I am the first of my friends to become a mom.
Due to my being 25-years-old, it will probably be quite some time before any of them join me in the world of motherhood. Similar to my own mother who brought me earth-side at only 20 — I have pioneered this adventure called parenting. And that is more than okay, but it is certainly not easy.
Since the birth of my son (and even during pregnancy), many of my friends have been nothing but supportive and actively engaged in my new adventure. To say that I feel loved by their gestures of support, patience, and love would be an understatement. But with any good, there is struggle, and I have lost touch with some people who I deeply care for.
Why is it that when people change or go through something life-altering, whether it be depression or monumental success, that we withdraw from them? We have all heard it before –someone loses all their friends once they “make it big” or someone loses a spouse or a child and all of a sudden their closest friends tiptoe around them or someone goes through depression so their friends “don’t want to bother them” and stop reaching out. Or as is in my case — someone becomes a mother and so it is best not to “bother” them because their hands must already be full and they have changed into a different person.
My response to this is: yes, my hands are full but…
No, I am not too busy for you. I may need to call you back in a hour or maybe even in a couple of days but you are important to me and I will make time.
No, your problems are not silly, trivial, small, or childish to me now that I am a parent. I still deal with many of the same problems myself.
No, my schedule is not permanently blocked up because of my son. I may need more planning to go out dancing one night or meet over coffee but I am more than able to fit you in.
No, I do not look down on your decisions to be spontaneous, or wild, or irresponsible here and there just because I am not able to do all of those same things anymore. If anything, I enjoy hearing about them more than ever.
But you are right — yes, I have changed.
Every single cell in my body has changed since bringing life into this world. For the better. I love my friends and family more. My time with them is more special. I yearn to enjoy life on a grander scale because I now realize how sacred it truly is. Motherhood has humbled me and confirmed my sneaking suspicion that I will most likely never feel like a “grown up”. It has made me open my heart wider and deeper to all people, especially other children and women (mothers or not!). I may prefer more quiet nights in or a low key breakfast because my mornings start at 630am no matter what but I enjoy being young, wild, and free just as much as I did before. Being there for my family is my number one priority and always will be. I am proud of this fact. But that does not mean that my friendships, and simply having fun, are not essential parts of my beautiful and well-balanced life.

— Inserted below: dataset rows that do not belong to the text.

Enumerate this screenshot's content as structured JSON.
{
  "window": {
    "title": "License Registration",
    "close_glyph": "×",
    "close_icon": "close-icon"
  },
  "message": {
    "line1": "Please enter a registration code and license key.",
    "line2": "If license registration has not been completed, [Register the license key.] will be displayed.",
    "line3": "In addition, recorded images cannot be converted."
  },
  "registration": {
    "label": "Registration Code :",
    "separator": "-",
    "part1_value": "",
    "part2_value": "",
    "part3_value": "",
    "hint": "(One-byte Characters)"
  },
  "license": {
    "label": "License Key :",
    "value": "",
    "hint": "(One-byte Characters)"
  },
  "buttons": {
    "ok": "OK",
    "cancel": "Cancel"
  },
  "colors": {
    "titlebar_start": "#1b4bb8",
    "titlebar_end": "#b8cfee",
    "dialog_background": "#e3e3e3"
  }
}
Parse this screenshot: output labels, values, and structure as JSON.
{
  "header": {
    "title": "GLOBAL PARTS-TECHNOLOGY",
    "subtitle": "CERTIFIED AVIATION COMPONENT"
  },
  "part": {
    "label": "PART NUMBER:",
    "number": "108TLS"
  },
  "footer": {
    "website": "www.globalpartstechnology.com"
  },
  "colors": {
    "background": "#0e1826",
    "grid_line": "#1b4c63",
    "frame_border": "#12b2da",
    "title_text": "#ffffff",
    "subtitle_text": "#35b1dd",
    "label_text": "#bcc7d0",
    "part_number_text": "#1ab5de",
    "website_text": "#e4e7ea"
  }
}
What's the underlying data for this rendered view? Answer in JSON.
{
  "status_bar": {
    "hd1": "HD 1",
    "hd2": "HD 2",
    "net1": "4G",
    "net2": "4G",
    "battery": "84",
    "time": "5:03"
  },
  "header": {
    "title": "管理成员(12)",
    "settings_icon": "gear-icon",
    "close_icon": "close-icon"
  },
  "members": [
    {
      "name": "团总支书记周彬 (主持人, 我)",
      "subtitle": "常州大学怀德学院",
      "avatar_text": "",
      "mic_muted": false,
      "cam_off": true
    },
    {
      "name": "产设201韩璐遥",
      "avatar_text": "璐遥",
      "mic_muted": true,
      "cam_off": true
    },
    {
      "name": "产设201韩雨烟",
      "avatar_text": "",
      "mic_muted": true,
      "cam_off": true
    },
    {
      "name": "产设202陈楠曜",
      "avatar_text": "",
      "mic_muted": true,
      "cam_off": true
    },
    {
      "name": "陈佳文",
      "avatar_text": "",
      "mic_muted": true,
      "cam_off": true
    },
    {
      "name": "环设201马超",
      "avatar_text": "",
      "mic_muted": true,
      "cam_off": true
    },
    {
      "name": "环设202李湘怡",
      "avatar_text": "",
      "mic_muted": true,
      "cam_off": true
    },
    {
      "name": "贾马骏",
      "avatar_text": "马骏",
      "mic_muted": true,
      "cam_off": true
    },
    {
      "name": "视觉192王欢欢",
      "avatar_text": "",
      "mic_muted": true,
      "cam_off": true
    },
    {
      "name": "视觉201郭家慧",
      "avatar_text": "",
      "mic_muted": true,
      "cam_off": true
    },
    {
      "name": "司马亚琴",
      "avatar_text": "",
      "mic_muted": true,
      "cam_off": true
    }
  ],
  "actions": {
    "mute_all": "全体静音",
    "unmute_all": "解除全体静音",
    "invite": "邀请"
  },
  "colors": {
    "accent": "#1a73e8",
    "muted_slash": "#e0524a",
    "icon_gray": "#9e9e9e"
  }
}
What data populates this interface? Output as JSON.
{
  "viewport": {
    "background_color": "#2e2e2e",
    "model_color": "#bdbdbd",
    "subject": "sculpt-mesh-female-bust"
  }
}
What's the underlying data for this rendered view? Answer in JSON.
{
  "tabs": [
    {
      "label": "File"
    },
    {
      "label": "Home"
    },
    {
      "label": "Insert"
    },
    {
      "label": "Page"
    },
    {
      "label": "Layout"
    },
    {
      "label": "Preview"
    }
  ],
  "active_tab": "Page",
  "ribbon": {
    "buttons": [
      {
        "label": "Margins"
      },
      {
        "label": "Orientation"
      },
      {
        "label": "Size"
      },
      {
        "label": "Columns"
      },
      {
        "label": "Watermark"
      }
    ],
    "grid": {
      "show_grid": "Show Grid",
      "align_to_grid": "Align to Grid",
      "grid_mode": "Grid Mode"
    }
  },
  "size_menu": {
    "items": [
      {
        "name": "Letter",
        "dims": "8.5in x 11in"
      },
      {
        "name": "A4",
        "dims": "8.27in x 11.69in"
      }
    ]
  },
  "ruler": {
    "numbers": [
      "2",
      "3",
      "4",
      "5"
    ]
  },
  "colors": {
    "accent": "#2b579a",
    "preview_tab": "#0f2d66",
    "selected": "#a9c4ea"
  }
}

Some of my oldest friends are mourning the old me, and I have to admit — sometimes I do too. The changing of the seasons is never easy…just because we love pumpkin pie and Halloween does not mean that we are not sad to let go of summer.